Agfachrome RSX II 100 And CT Precisa 100
Although the slide films
of early 1998 were already excellent, the "big three" manufacturers
continue to enhance their emulsions. Agfa for example had a winner with
its Agfachrome RSX 100 Professional, which won the prestigious European
Photo Awards' "Color Slide Film of the Year" ('95-'96).
Even so, its designers have not been resting on their laurels. In the
spring of '99, they released an improved version--RSX II 100 Professional--as
well as its consumer counterpart, CT precisa 100. Citing "even
greater precision, perfection, and accuracy," Agfa has high hopes
for these new products in the fiercely competitive market.
· More exact linearity
of the color density curves for more faithful color rendition. "Both
strong and soft shades are reproduced even more accurately."
· The "Pro"
RSX II film "made with extremely narrow production tolerances to
ensure maximum consistency as required by professionals" does not
require refrigeration except in hot/humid conditions.
· Overall color balance
is very neutral with a very slightly warm effect.

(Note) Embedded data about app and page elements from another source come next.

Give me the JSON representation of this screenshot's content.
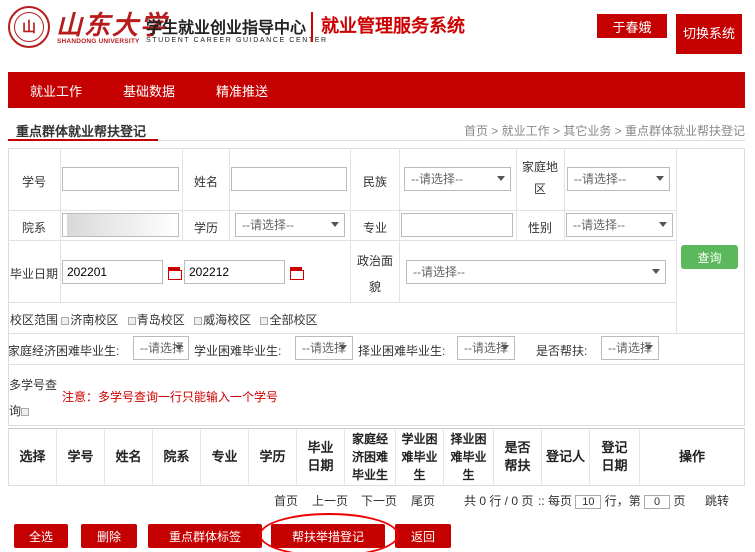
{
  "header": {
    "university_cn": "山东大学",
    "university_en": "SHANDONG UNIVERSITY",
    "center_cn": "学生就业创业指导中心",
    "center_en": "STUDENT CAREER GUIDANCE CENTER",
    "system_title": "就业管理服务系统",
    "user_name": "于春娥",
    "switch_system": "切换系统"
  },
  "nav": [
    "就业工作",
    "基础数据",
    "精准推送"
  ],
  "page": {
    "section_title": "重点群体就业帮扶登记",
    "breadcrumb": "首页 > 就业工作 > 其它业务 > 重点群体就业帮扶登记"
  },
  "form": {
    "labels": {
      "student_id": "学号",
      "name": "姓名",
      "ethnicity": "民族",
      "family_area": "家庭地区",
      "department": "院系",
      "education": "学历",
      "major": "专业",
      "gender": "性别",
      "graduation_date": "毕业日期",
      "political_status": "政治面貌",
      "campus_scope": "校区范围",
      "economic_hardship": "家庭经济困难毕业生:",
      "study_hardship": "学业困难毕业生:",
      "employment_hardship": "择业困难毕业生:",
      "is_assisted": "是否帮扶:",
      "multi_id_query": "多学号查询"
    },
    "select_placeholder": "--请选择--",
    "select_placeholder_short": "--请选择",
    "graduation_from": "202201",
    "graduation_to": "202212",
    "campus_options": [
      "济南校区",
      "青岛校区",
      "威海校区",
      "全部校区"
    ],
    "notice": "注意：多学号查询一行只能输入一个学号",
    "query_button": "查询"
  },
  "table": {
    "columns": [
      "选择",
      "学号",
      "姓名",
      "院系",
      "专业",
      "学历",
      "毕业日期",
      "家庭经济困难毕业生",
      "学业困难毕业生",
      "择业困难毕业生",
      "是否帮扶",
      "登记人",
      "登记日期",
      "操作"
    ]
  },
  "pager": {
    "first": "首页",
    "prev": "上一页",
    "next": "下一页",
    "last": "尾页",
    "summary": "共 0 行 / 0 页",
    "per_page_prefix": ":: 每页",
    "per_page_value": "10",
    "per_page_suffix": "行，第",
    "page_value": "0",
    "page_suffix": "页",
    "jump": "跳转"
  },
  "actions": {
    "select_all": "全选",
    "delete": "删除",
    "tag": "重点群体标签",
    "register": "帮扶举措登记",
    "back": "返回"
  },
  "colors": {
    "brand_red": "#c40000",
    "query_green": "#5cb85c",
    "notice_red": "#cc0000"
  }
}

Some older Agfa films
had a reputation for a "very warm" balance, and for favoring
pastels, but this is no longer the case. Whites are exceptional: pure
and clean without any color caste. This is an improvement over the previous

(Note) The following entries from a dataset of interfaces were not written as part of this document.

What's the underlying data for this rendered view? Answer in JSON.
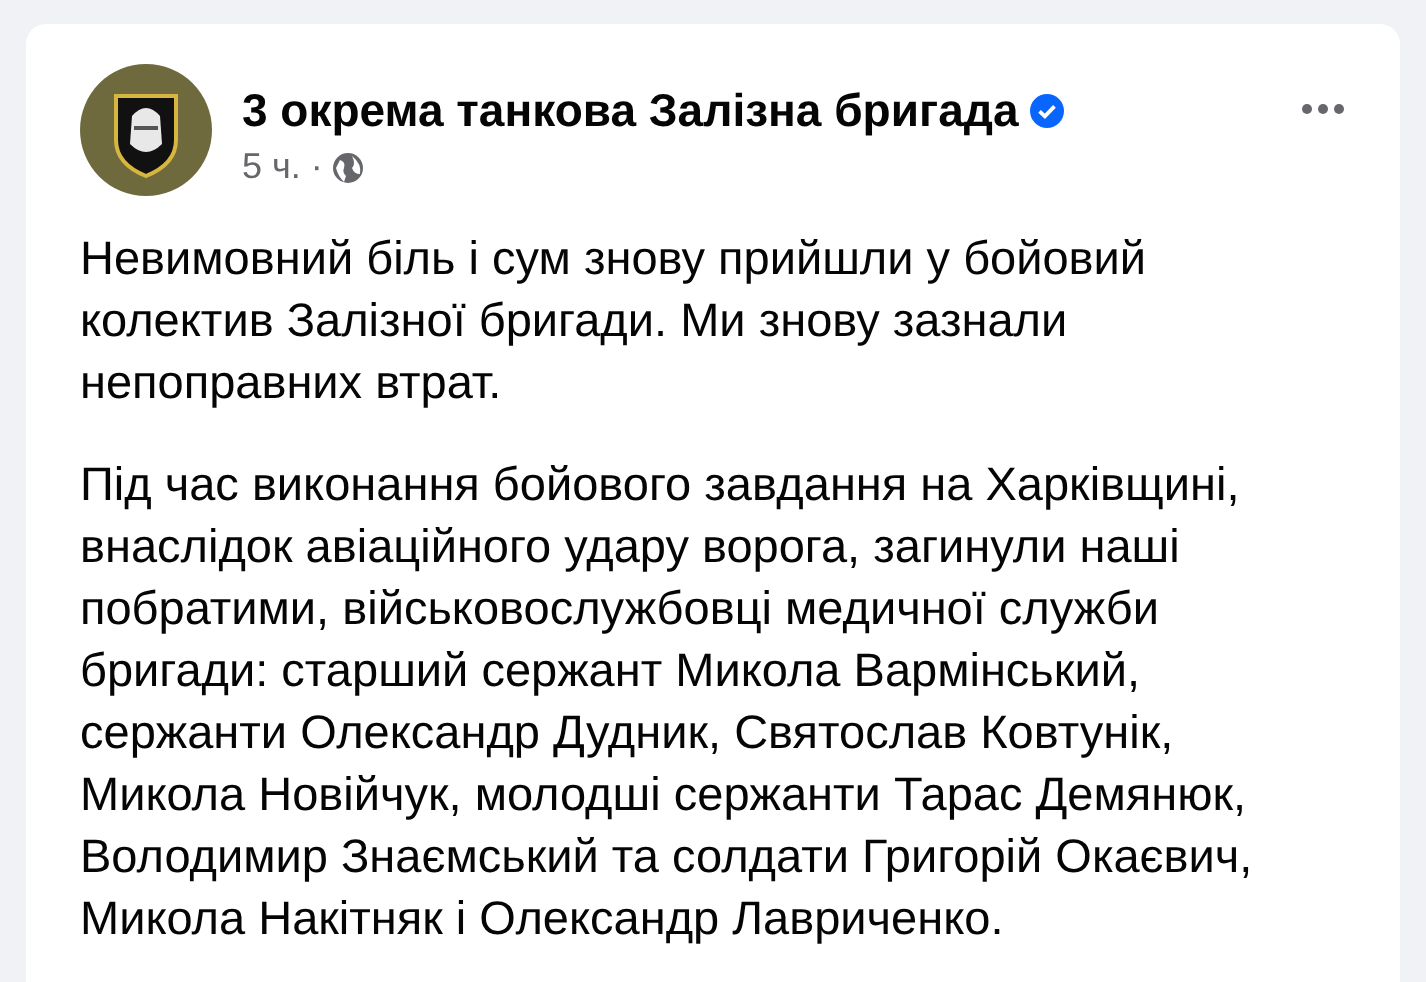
{
  "post": {
    "author": "3 окрема танкова Залізна бригада",
    "verified": true,
    "time": "5 ч.",
    "separator": "·",
    "public": true,
    "paragraphs": [
      "Невимовний біль і сум знову прийшли у бойовий\nколектив Залізної бригади. Ми знову зазнали\nнепоправних втрат.",
      "Під час виконання бойового завдання на Харківщині,\nвнаслідок авіаційного удару ворога, загинули наші\nпобратими, військовослужбовці медичної служби\nбригади: старший сержант Микола Вармінський,\nсержанти Олександр Дудник, Святослав Ковтунік,\nМикола Новійчук, молодші сержанти Тарас Демянюк,\nВолодимир Знаємський та солдати Григорій Окаєвич,\nМикола Накітняк і Олександр Лавриченко."
    ]
  }
}
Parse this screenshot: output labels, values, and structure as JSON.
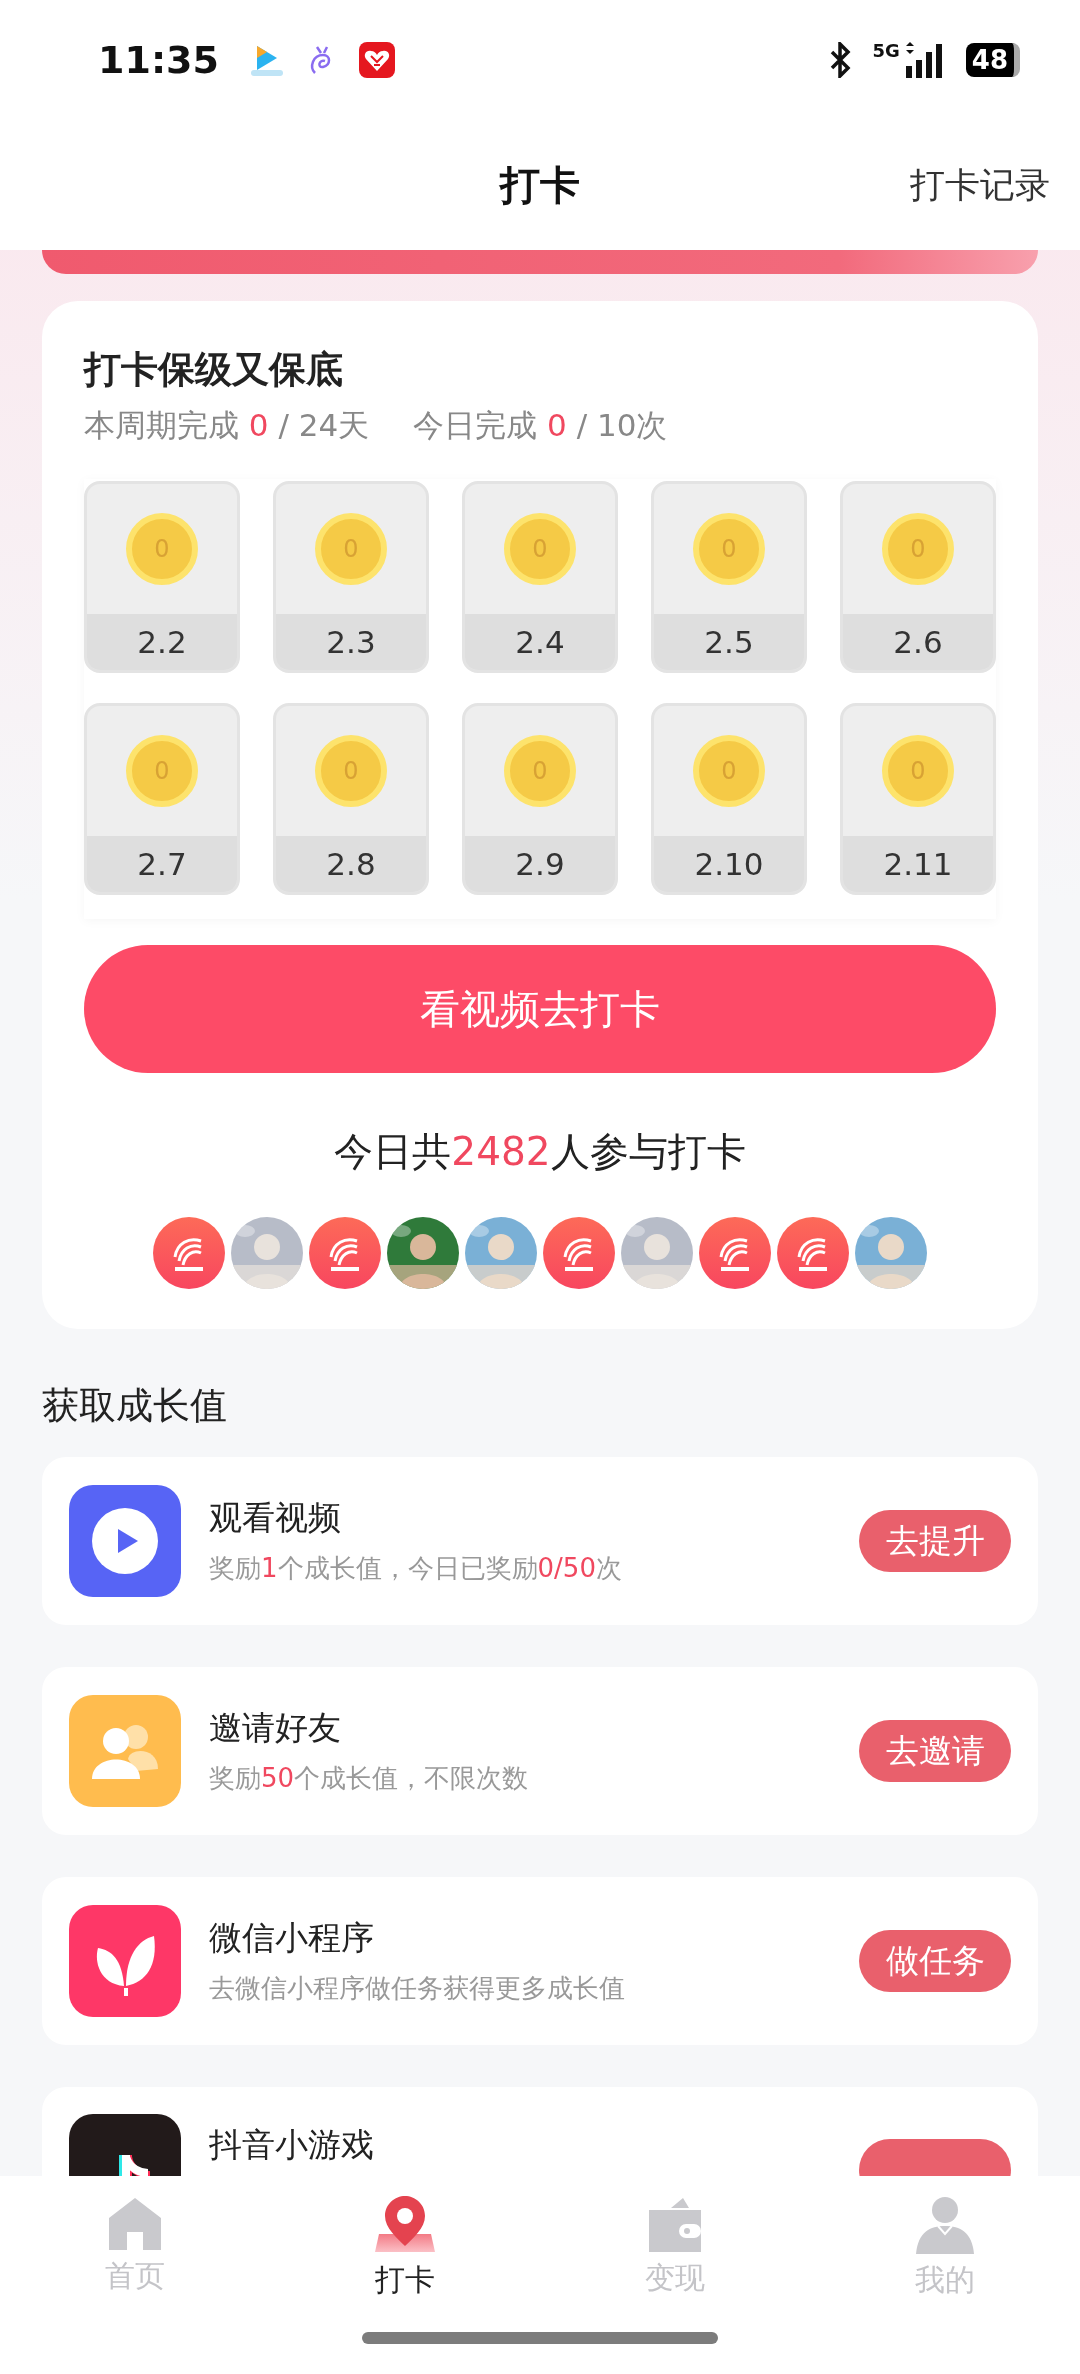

RSX and precisa films; these new versions would be perfect for snowy winter
scenes, for example.
rated at an EI of 200 (specifying a "one stop push" for extended
processing by the lab) these films really shine. I'm hard pressed
to tell the difference between the two sets of slides. In all aspects,
the films retained their usual characteristics. A very slight increase
in contrast--ideal in flat, overcast light--is noticeable, but color,
sharpness, and grain remain very similar to the ISO 100 slides. These
films are excellent candidates for push processing to an EI of 200 whenever
a faster shutter speed is required for action photography, increased flash
range, or for handheld work.
negative films whose characteristics are heavily affected by the printing
process, the "personality" of each transparency film is more
distinct. Consequently, slide shooters have a greater ability to select
those that meet their own set of preferences. In a nutshell, the new Agfachromes
are multi-purpose emulsions, suitable for a broad variety of subject matter.
They do have clear strengths in some areas, as discussed earlier, but
are not intended to fill some narrow niche.
Do note that RSX II is also
available in an ISO 50 and 200 version while CT precisa also comes in
ISO 200. These were not tested, but all were upgraded as well. Although
RSX II and CT precisa are nearly identical, the pro film is released at
its aim point for optimum film speed, contrast, color rendition, and "pushability."
For assurance that the film will exactly meet all manufacturer's
specs, or for "pushing" it more than a stop, stick with RSX
II 100. But for travel photography and hobby applications, the more affordable
CT precisa 100 should satisfy most needs.
Comments On RSX II 100 And Skin Tones
by Bob Shell
My concern with good skin tones
in my photographs is well-known and long-standing. I have always liked
the way the original Agfa RSX 100 handled skin tones while still providing
a neutral color rendition of most other subjects. I took my samples of
the new Agfa RSX II 100 with me to Nevada late last year for testing.
- Learn How to Make Great Portraits On the Cheap with Three Simple Setups from Nathan Elson (VIDEO)
- Freebie Alert: Get the “National Geographic Guide to Photography” with This Free PDF Download
- Bentley Is at It Again with This 57,700-Megapixel Interactive Image of Their Luxury Car in Dubai
- Our 10 Favorite Film Cameras of All Time
- This Landscape Tutorial Takes You to Death Valley with Nature Photographer Ben Horne (VIDEO)